I need to find the surface area of a spherical cap.I searched the google, but most of them were based on calculus.(I studying grade 11 so, I haven't learned calculus yet!).

This question was given in my textbook. In the book, they have only covered the basics of sphere's surface area.

My guess is to calculate the area of the circumscribing cylinder with the height given(2 cm).

Area of the part of circumscribing cylinder=$(2*pi*r*2)cm^2$
Is this true? In case if this is true, it seems to be logically impossible to say that a piece of a spherical cap with height 2 cm in the top is equal to a piece in the center of the sphere with the same height!!!

Thank you.

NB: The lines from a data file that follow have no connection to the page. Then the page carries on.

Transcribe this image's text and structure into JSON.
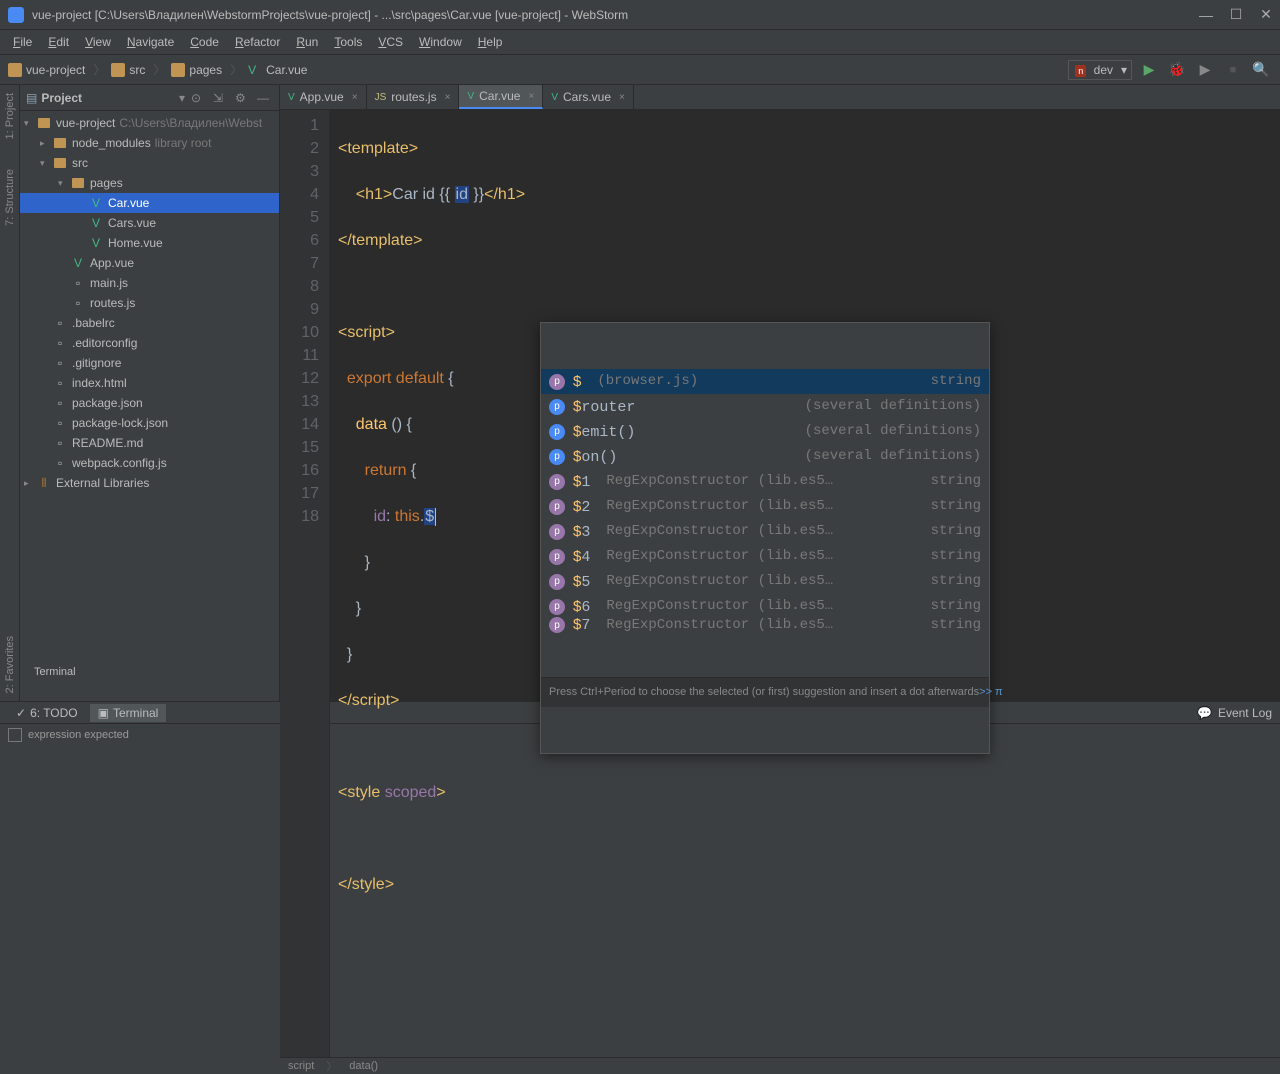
{
  "window": {
    "title": "vue-project [C:\\Users\\Владилен\\WebstormProjects\\vue-project] - ...\\src\\pages\\Car.vue [vue-project] - WebStorm"
  },
  "menu": [
    "File",
    "Edit",
    "View",
    "Navigate",
    "Code",
    "Refactor",
    "Run",
    "Tools",
    "VCS",
    "Window",
    "Help"
  ],
  "nav": {
    "crumbs": [
      {
        "icon": "folder",
        "label": "vue-project"
      },
      {
        "icon": "folder",
        "label": "src"
      },
      {
        "icon": "folder",
        "label": "pages"
      },
      {
        "icon": "vue",
        "label": "Car.vue"
      }
    ],
    "run_config": "dev"
  },
  "sidebar": {
    "title": "Project",
    "tree": [
      {
        "level": 0,
        "arrow": "▾",
        "icon": "module",
        "label": "vue-project",
        "hint": "C:\\Users\\Владилен\\Webst"
      },
      {
        "level": 1,
        "arrow": "▸",
        "icon": "folder",
        "label": "node_modules",
        "hint": "library root"
      },
      {
        "level": 1,
        "arrow": "▾",
        "icon": "folder",
        "label": "src"
      },
      {
        "level": 2,
        "arrow": "▾",
        "icon": "folder",
        "label": "pages"
      },
      {
        "level": 3,
        "arrow": "",
        "icon": "vue",
        "label": "Car.vue",
        "selected": true
      },
      {
        "level": 3,
        "arrow": "",
        "icon": "vue",
        "label": "Cars.vue"
      },
      {
        "level": 3,
        "arrow": "",
        "icon": "vue",
        "label": "Home.vue"
      },
      {
        "level": 2,
        "arrow": "",
        "icon": "vue",
        "label": "App.vue"
      },
      {
        "level": 2,
        "arrow": "",
        "icon": "js",
        "label": "main.js"
      },
      {
        "level": 2,
        "arrow": "",
        "icon": "js",
        "label": "routes.js"
      },
      {
        "level": 1,
        "arrow": "",
        "icon": "file",
        "label": ".babelrc"
      },
      {
        "level": 1,
        "arrow": "",
        "icon": "file",
        "label": ".editorconfig"
      },
      {
        "level": 1,
        "arrow": "",
        "icon": "file",
        "label": ".gitignore"
      },
      {
        "level": 1,
        "arrow": "",
        "icon": "html",
        "label": "index.html"
      },
      {
        "level": 1,
        "arrow": "",
        "icon": "json",
        "label": "package.json"
      },
      {
        "level": 1,
        "arrow": "",
        "icon": "json",
        "label": "package-lock.json"
      },
      {
        "level": 1,
        "arrow": "",
        "icon": "md",
        "label": "README.md"
      },
      {
        "level": 1,
        "arrow": "",
        "icon": "js",
        "label": "webpack.config.js"
      },
      {
        "level": 0,
        "arrow": "▸",
        "icon": "lib",
        "label": "External Libraries"
      }
    ]
  },
  "tabs": [
    {
      "icon": "vue",
      "label": "App.vue",
      "active": false
    },
    {
      "icon": "js",
      "label": "routes.js",
      "active": false
    },
    {
      "icon": "vue",
      "label": "Car.vue",
      "active": true
    },
    {
      "icon": "vue",
      "label": "Cars.vue",
      "active": false
    }
  ],
  "gutter": [
    "1",
    "2",
    "3",
    "4",
    "5",
    "6",
    "7",
    "8",
    "9",
    "10",
    "11",
    "12",
    "13",
    "14",
    "15",
    "16",
    "17",
    "18"
  ],
  "breadcrumbs": [
    "script",
    "data()"
  ],
  "autocomplete": {
    "items": [
      {
        "name": "$",
        "hint": "(browser.js)",
        "type": "string",
        "selected": true,
        "iconClass": "prop-i"
      },
      {
        "name": "$router",
        "hint": "(several definitions)",
        "type": ""
      },
      {
        "name": "$emit()",
        "hint": "(several definitions)",
        "type": ""
      },
      {
        "name": "$on()",
        "hint": "(several definitions)",
        "type": ""
      },
      {
        "name": "$1",
        "hint": "RegExpConstructor (lib.es5…",
        "type": "string",
        "iconClass": "prop-i"
      },
      {
        "name": "$2",
        "hint": "RegExpConstructor (lib.es5…",
        "type": "string",
        "iconClass": "prop-i"
      },
      {
        "name": "$3",
        "hint": "RegExpConstructor (lib.es5…",
        "type": "string",
        "iconClass": "prop-i"
      },
      {
        "name": "$4",
        "hint": "RegExpConstructor (lib.es5…",
        "type": "string",
        "iconClass": "prop-i"
      },
      {
        "name": "$5",
        "hint": "RegExpConstructor (lib.es5…",
        "type": "string",
        "iconClass": "prop-i"
      },
      {
        "name": "$6",
        "hint": "RegExpConstructor (lib.es5…",
        "type": "string",
        "iconClass": "prop-i"
      },
      {
        "name": "$7",
        "hint": "RegExpConstructor (lib.es5…",
        "type": "string",
        "iconClass": "prop-i",
        "cut": true
      }
    ],
    "footer": "Press Ctrl+Period to choose the selected (or first) suggestion and insert a dot afterwards",
    "footer_link": ">> π"
  },
  "bottom": {
    "tabs": [
      {
        "label": "6: TODO",
        "icon": "✓"
      },
      {
        "label": "Terminal",
        "icon": "▣",
        "active": true
      }
    ],
    "event_log": "Event Log"
  },
  "terminal_title": "Terminal",
  "status": "expression expected",
  "rails": {
    "left": [
      "1: Project",
      "7: Structure"
    ],
    "left_bottom": "2: Favorites"
  }
}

• Is the last 2 supposed to be an exponent or a factor? Do you mean $2\pi r^2$ or $4 \pi r$? Jan 28, 2018 at 4:34
• The 2 refers to the height which is multiplied, 4πr Jan 28, 2018 at 4:38
• That's the right answer. I don't know how to prove it without calculus, though. Jan 28, 2018 at 4:47

The following is due to Archimedes of Syracuse (287 BC - 212 BC).

First, remeber that the lateral surface area of a right conical frustum is $$\pi(r_1+r_2)S=2\pi mS\tag 1$$ where $r_1$ is radius of the base, $r_2$ is the radius of the top, $m=\frac{r_1+r_2}2$, the "mid-radius", and $S$ is the lateral (slant) height.

Now, consider the following figure.

Here a horizontal slice of the black sphere has been replaced by a red frustum. Also there is a blue cylinder containing the sphere. Consider the blue slice of the cylinder matching the frustum in its height and matching the sphere in its radius. We want to show that the lateral surface area of the blue cylindrical slice equals the lateral surface area of the red frustum.

The lateral surface area of the blue cylindrical slice is$$2\pi rd.$$

How come that $2\pi rd=2\pi mS$? The red filled triangle is similar to the triangle $MNC$. So $$\frac{m}{r'}=\frac d S,$$ from where $$d=\frac{mS}{r'}.$$ Substituting this into the formula for the lateral cylindrical surface, we get $$2\pi \frac{r}{r'}mS.$$ Compare this to $(1).$

Then think: If the spherical slice is very thin then $r'$ is very close to $r$ and the lateral surface area of the frustum is very close to the lateral surface area of the spherical slice... This is all independent from the actual position of the slice we chose.

Then slice the whole spherical cap. The lateral surface area of the slices will equal the corresponding lateral surface area of the cylinder.

Calculus is needed only if the argumentation above seems to be shaky. But the genius did not need calculus.